Every last one
Large print - 2010
Mary Beth Latham is first and foremost a mother, whose three teenaged children come first, before her career as a landscape gardener, or even her life as the wife of a doctor. Caring for her family and preserving their everyday life is paramount. And so, when one of her sons, Max, becomes depressed, Mary Beth becomes focused on him, and is blindsided by a shocking act of violence.
New York :
Random House Large Print
- 1st large print ed
- Physical Description
- 385 p. (large print) ; 24 cm
- Main Author
Unforeseen catastrophe and how we cope with it is fiction's raison d'etre, yet few novelists can turn the innocent "before" and the shattered "after" into fiction as accessible, specific, authentic, graceful, touching, and radiant as Quindlen's. In her sixth magnetizing novel, we know early on that something horrible is going to happen in the Latham household, which we experience through the keen senses and swirling thoughts of Mary Beth. Contentedly married to an ophthalmologist (an ironic profession, given how many clues to the impending tragedy she and her husband fail to see), she runs a landscape design business and attends ardently to her children: beautiful and creative teen Ruby, and slightly younger twin sons, who are so unalike they barely seem related. Kiernan, Ruby's boyfriend, is also an integral part of the hectic, happy household. Mary Beth's narrative voice is not only reliable but also irresistible, and after she survives the unthinkable, her struggle to reconstruct her life evolves into a penetrating inquiry into the bewilderment of grief. But for all of Quindlen's bold and invaluable insights into anguish and recovery, what stands out most are her charming and insightful portrayals of mercurial, marvelous teenagers, her fluency in the complexity of family dynamics, and her deep understanding of mother love.Review by Library Journal Reviews

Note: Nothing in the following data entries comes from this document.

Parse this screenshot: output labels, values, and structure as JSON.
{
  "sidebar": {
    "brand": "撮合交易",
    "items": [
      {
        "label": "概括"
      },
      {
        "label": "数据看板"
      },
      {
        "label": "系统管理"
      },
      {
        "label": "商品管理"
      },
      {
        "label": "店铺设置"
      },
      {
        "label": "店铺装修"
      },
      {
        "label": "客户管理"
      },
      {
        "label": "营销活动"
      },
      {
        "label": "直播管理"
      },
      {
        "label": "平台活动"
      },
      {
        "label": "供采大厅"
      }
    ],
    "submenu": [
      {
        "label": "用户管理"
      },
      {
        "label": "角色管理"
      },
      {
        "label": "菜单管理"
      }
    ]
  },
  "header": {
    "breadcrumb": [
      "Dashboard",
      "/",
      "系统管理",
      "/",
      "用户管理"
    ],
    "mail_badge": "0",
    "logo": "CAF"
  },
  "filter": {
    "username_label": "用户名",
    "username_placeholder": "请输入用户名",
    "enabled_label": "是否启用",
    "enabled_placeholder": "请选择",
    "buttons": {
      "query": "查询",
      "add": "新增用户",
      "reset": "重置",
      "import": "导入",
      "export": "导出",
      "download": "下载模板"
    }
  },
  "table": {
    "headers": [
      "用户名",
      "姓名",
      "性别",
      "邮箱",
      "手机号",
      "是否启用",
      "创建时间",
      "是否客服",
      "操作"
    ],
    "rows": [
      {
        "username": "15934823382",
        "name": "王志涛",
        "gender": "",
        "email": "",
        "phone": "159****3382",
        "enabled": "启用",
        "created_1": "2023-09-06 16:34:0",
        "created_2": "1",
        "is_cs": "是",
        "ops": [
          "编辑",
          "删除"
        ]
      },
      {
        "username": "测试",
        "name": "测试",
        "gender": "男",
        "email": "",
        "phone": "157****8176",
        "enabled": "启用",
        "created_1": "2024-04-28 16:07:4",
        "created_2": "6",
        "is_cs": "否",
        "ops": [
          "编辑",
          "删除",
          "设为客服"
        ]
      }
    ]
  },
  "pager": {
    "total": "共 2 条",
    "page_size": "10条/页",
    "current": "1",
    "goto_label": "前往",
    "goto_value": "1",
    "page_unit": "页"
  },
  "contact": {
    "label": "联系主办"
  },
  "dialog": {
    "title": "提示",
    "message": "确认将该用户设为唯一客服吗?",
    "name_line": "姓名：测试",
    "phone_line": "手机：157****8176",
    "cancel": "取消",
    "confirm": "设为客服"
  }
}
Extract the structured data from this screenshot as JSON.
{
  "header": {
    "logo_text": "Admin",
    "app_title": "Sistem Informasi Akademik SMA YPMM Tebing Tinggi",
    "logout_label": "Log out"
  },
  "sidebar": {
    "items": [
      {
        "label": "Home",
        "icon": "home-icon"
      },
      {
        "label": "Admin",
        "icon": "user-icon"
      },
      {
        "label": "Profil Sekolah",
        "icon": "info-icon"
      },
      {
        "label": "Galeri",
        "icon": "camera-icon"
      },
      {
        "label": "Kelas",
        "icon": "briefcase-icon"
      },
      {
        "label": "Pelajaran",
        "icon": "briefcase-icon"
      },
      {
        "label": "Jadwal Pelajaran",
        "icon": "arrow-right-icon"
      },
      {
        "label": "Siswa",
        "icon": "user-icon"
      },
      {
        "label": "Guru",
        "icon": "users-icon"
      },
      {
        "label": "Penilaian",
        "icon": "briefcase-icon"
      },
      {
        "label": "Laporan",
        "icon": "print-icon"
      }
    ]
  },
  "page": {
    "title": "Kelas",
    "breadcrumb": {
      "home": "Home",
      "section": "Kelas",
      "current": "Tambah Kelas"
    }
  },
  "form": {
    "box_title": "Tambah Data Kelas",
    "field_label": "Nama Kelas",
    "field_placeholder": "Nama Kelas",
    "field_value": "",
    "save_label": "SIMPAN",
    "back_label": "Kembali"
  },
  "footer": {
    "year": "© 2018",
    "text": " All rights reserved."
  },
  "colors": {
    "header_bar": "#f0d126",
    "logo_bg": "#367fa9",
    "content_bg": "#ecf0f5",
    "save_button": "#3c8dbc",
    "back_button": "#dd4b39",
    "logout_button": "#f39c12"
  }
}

No plot details yet-all I can say is that this novel concerns tensions within a typical suburban family and small acts with big consequences. But I don't have to sell you on Quindlen. With a nine-city tour; reading group guide. Copyright 2010 Reed Business Information.Review by PW Annex Reviews
In her latest, Quindlen (Rise and Shine) once again plumbs the searing emotions of ordinary people caught in tragic circumstances. Mary Beth Latham is a happily married woman entirely devoted to her three teenaged children. When her talented daughter Ruby casually announces she's breaking up with her boyfriend Kirenan, a former neighbor who's become like family, Mary Beth is slightly alarmed, but soon distracted by her son Max, who's feeling overshadowed by his extroverted, athletic twin brother Alex. Quindlen's novel moves briskly, propelled by the small dramas of summer camp, proms, soccer games and neighbors, until the rejected Kirenan blindsides the Lathams, and the reader, with an incredible act of violence. Left with almost nothing, Mary Beth struggles to cope with loss and guilt, protect what she has left, and regain a sense of meaning. Quindlen is in classic form, with strong characters and precisely cadenced prose that builds in intensity. (Apr.) Copyright 2010 Reed Business Information.
An everyday suburban family is shattered by the unanticipated consequences of seemingly casual decisions, in a latest work by the Pulitzer-winning author of the best-selling Rise and Shine. (General fiction). Simultaneous.Review by Publisher Summary 2
An ordinary suburban family is shattered by the unanticipated, violent consequences of seemingly casual decisions.Review by Publisher Summary 3
In this breathtaking and beautiful novel, the #1 New York Times bestselling author Anna Quindlen creates an unforgettable portrait of a mother, a father, a family, and the explosive, violent consequences of what seem like inconsequential actions.Mary Beth Latham is first and foremost a mother, whose three teenaged children come first, before her career as a landscape gardener, or even her life as the wife of a doctor. Caring for her family and preserving their everyday life is paramount. And so, when one of her sons, Max, becomes depressed, Mary Beth becomes focused on him, and is blindsided by a shocking act of violence. What happens afterwards is a testament to the power of a woman’s love and determination, and to the invisible line of hope and healing that connects one human being with another. Ultimately, in the hands of Anna Quindlen’s mesmerizing prose, Every Last One is a novel about facing every last one of the the things we fear most, about finding ways to navigate a road we never intended to travel, to live a life we never dreamed we’d have to live but must be brave enough to try.From the Hardcover edition.